Any schmuck can join a cult but it takes a real genius to start one.
Not that it's particularly difficult persuading people that the burden of thinking for oneself is best relinquished to a higher authority. Folks have always done that.
But why do some systems catch on while others struggle to stay intact?
A cult has to make the cultee, in the argot of our time, "feel better about themselves." I'm no psychologist but when you start introducing unreasonable taboos - shrimp, sex, checking accounts - pretty soon you're going to start having recruitment and retention problems.
The genius lies in the packaging.
So while struggling to earn the small fortune he feels so entitled to, my good friend David Schoffman has attempted to create a cult of personality revolving around the most unlikely theme.
Grafting the sedative bromides from the vernacular of awareness training, David has twisted the time-honored tradition of figure drawing into a form of therapy.
His students - or more precisely, his followers - pay upwards of $4700 to attend a five week course called "Courage, Contentment, Chiaroscuro," where he gently guides them toward the fugitive euphoria of invented self-esteem.
There are no mistakes in David's course.

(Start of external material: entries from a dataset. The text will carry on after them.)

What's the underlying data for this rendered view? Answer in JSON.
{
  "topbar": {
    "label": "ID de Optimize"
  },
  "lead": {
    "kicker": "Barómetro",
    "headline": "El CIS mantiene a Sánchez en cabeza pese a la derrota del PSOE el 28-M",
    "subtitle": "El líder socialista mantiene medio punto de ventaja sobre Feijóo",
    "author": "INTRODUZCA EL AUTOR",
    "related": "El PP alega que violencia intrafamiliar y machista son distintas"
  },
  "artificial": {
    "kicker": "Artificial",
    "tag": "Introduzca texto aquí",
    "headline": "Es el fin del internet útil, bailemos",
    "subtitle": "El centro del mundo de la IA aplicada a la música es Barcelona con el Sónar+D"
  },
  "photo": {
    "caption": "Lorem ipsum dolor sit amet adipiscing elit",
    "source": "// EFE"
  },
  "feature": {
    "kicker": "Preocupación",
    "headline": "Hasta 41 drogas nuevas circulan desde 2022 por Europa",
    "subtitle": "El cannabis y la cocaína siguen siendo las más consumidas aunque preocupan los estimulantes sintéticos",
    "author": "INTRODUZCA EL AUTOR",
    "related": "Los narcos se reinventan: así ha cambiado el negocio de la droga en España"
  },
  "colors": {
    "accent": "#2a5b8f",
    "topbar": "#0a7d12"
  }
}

No proportion problems, no awkward line quality, no attempts at verisimilitude, in fact there is absolutely no mention of drawing as an area of technical or aesthetic expertise.

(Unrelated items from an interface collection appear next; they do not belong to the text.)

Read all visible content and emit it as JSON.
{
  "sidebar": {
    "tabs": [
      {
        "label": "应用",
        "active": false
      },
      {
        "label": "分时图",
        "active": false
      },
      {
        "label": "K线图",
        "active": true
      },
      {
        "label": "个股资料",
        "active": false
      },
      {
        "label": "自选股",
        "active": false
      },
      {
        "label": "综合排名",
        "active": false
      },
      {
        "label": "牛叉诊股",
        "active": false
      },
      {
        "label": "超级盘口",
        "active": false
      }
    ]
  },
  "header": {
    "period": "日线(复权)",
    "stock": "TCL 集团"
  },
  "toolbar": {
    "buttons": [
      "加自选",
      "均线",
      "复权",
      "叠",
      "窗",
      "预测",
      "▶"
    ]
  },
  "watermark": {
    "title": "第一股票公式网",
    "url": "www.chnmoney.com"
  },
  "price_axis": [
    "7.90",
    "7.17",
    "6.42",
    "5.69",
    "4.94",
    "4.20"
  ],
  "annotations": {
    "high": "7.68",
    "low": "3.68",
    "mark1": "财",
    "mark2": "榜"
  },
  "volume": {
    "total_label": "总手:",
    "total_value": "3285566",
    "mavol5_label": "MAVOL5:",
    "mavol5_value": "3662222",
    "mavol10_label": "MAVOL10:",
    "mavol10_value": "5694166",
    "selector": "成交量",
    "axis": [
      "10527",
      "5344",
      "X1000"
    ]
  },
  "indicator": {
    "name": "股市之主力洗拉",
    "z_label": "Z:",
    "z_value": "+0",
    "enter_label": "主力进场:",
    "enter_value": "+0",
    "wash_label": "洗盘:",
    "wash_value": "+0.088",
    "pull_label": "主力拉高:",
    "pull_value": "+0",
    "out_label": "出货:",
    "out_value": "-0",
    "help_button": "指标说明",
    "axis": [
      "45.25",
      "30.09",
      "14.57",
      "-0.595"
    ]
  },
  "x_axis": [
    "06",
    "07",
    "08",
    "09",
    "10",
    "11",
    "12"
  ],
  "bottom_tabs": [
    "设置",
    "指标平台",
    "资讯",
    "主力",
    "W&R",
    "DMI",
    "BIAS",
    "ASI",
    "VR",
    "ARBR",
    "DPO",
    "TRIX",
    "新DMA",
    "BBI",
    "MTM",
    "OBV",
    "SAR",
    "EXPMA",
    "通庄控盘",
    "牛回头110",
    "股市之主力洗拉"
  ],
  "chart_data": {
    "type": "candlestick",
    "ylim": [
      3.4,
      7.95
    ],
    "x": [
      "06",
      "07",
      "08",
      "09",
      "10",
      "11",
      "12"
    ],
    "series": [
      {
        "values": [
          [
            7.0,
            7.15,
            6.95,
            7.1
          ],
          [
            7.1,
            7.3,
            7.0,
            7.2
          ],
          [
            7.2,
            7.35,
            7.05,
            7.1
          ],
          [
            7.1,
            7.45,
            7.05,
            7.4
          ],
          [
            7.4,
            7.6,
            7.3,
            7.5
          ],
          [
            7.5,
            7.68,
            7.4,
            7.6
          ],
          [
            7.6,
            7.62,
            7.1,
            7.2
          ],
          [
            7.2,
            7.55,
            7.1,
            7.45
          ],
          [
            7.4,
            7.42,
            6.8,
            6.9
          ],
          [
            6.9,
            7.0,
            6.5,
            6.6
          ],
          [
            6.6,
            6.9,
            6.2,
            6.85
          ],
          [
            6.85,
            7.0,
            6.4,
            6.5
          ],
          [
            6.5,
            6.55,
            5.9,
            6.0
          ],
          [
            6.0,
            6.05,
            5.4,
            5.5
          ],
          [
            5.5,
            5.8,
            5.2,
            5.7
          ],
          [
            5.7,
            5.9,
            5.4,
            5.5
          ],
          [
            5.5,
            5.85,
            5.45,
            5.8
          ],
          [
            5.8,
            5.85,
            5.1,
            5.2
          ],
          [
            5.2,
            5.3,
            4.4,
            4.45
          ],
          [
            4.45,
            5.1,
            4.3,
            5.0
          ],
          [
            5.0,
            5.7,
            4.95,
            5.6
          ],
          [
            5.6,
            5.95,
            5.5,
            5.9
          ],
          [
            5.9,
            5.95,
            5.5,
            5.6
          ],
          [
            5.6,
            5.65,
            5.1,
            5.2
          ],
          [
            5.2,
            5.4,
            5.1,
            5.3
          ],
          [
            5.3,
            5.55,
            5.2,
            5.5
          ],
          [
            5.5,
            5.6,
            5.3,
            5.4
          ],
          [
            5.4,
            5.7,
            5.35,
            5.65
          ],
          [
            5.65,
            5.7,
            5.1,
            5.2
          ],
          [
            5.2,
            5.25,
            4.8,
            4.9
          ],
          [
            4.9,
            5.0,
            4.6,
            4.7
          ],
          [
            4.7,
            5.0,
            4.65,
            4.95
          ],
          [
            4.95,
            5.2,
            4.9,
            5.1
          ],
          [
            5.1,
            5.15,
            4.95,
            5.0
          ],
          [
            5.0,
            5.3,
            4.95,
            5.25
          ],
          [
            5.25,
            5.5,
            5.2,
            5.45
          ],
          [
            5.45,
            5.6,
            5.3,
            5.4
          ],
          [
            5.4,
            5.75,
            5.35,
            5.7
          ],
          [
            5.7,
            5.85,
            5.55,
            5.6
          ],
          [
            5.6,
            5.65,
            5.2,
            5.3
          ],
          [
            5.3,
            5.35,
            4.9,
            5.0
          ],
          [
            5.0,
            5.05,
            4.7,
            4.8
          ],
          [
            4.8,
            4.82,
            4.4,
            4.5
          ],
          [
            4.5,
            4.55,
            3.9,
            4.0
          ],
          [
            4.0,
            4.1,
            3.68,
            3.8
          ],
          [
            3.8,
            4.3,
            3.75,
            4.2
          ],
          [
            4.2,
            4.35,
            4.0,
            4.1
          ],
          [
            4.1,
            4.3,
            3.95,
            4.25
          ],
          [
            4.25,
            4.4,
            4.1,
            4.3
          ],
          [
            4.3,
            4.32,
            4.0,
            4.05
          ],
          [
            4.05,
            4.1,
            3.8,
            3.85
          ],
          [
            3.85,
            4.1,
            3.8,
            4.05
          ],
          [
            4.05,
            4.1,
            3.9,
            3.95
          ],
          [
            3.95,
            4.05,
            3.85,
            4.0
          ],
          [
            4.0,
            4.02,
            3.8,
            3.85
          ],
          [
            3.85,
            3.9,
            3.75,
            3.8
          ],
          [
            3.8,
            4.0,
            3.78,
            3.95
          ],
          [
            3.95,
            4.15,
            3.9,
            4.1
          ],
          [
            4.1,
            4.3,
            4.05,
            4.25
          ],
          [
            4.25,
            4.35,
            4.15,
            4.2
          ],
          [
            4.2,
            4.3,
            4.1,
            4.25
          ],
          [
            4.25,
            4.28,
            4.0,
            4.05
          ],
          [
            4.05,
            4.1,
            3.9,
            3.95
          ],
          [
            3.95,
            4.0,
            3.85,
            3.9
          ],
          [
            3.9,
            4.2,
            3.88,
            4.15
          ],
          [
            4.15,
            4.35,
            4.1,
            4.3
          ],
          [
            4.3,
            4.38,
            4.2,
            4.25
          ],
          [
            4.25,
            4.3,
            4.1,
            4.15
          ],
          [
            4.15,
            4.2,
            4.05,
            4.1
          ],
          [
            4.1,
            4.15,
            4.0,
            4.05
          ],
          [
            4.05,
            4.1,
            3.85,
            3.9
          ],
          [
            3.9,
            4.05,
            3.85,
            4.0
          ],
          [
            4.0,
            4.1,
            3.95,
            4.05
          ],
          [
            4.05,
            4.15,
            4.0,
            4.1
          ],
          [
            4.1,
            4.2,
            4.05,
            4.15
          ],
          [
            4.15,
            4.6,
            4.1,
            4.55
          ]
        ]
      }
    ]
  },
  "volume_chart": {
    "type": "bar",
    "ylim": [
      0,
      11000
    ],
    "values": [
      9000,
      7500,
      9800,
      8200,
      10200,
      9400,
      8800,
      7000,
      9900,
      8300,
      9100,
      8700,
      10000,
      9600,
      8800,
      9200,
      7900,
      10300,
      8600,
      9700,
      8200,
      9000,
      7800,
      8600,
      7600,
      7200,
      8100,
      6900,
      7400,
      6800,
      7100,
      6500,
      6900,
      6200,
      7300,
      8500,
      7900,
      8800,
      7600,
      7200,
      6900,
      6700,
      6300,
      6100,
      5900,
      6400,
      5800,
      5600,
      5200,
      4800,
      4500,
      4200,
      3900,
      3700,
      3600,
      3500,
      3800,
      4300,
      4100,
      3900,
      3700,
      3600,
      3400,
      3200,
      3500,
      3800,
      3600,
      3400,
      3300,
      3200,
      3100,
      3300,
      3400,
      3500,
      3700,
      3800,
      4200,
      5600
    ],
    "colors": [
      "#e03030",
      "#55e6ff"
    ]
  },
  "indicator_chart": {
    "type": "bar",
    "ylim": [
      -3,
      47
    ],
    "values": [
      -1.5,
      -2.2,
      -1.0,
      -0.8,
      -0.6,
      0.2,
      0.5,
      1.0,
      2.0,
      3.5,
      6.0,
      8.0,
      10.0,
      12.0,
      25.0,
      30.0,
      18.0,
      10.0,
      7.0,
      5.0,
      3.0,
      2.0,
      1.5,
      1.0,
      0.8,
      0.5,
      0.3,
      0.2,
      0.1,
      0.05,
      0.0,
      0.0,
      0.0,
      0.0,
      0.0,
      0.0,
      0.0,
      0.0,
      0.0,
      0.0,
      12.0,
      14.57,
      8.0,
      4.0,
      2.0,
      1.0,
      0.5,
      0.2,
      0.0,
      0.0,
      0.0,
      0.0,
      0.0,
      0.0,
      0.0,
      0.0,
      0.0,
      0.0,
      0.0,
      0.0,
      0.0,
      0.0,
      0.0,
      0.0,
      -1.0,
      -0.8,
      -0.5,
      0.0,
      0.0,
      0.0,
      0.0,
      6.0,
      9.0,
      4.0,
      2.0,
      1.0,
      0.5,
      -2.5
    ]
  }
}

Every student leaves knowing that they are awesome artists and that their true potential conveniently awaits in the more reasonably priced "Advanced Course."
In an art world governed by duplicity, where fortunes are made in the speculative investment in specious concepts and shoddy talents, where celebrity and glitz count more than quality and ignorant consultants offer ignorant advice to their ignorant clients I think that what David is doing may well be considered virtuous.